Go through each line of the records below and count those with the word "title"; give only the total.
** Opening Excerpted data block **
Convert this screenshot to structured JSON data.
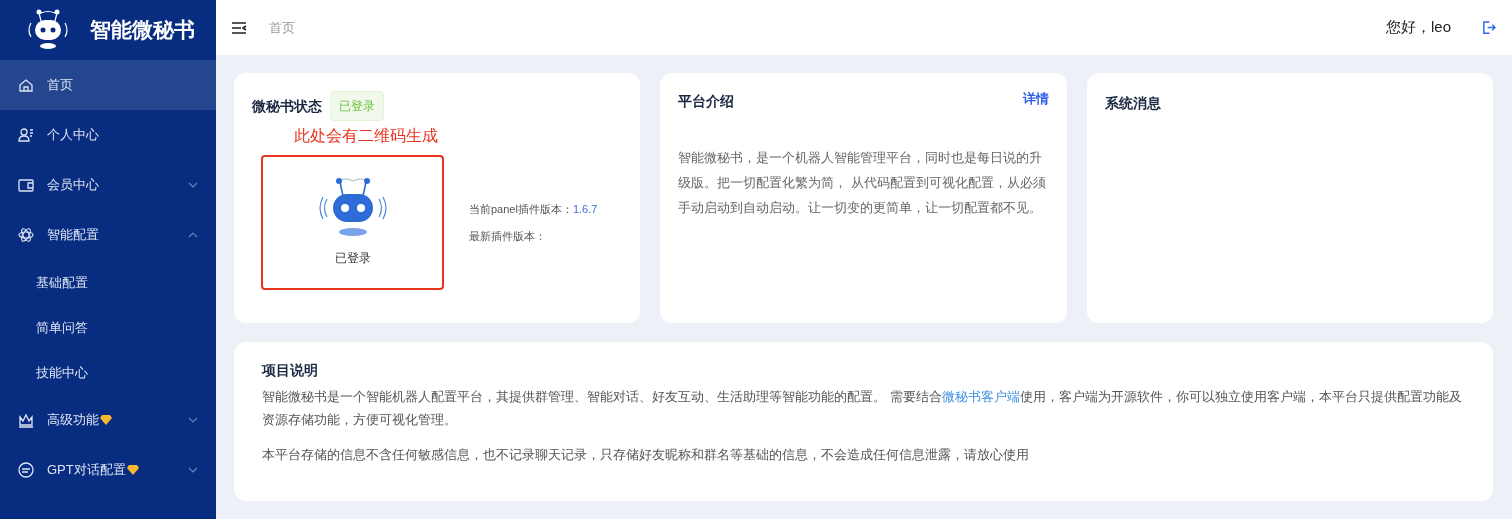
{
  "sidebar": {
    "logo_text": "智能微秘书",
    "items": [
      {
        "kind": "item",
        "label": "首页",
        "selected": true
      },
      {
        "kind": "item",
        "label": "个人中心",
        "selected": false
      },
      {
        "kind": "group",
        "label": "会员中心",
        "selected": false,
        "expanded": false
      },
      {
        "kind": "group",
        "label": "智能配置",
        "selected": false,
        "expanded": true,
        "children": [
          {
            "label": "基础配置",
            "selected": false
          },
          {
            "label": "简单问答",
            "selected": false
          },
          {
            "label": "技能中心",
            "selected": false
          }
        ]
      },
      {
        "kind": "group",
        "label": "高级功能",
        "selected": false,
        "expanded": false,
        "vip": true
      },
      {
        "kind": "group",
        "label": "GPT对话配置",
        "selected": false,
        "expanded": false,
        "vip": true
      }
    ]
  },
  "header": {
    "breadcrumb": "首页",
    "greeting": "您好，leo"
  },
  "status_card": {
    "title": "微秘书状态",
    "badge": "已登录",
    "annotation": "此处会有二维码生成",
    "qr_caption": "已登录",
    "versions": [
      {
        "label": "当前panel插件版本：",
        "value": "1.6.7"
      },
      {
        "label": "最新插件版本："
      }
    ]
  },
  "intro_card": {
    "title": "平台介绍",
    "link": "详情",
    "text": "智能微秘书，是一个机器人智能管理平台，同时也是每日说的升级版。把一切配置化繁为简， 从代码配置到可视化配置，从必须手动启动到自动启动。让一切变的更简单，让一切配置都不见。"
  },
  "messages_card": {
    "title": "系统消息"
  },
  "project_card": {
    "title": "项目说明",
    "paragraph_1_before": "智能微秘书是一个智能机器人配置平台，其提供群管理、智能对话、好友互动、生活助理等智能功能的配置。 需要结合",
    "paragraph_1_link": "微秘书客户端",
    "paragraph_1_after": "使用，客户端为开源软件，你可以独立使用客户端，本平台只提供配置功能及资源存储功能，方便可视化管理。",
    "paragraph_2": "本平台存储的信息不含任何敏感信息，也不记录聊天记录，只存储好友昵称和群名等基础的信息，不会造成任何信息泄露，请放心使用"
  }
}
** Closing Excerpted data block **
• **Solution to this problem**: 4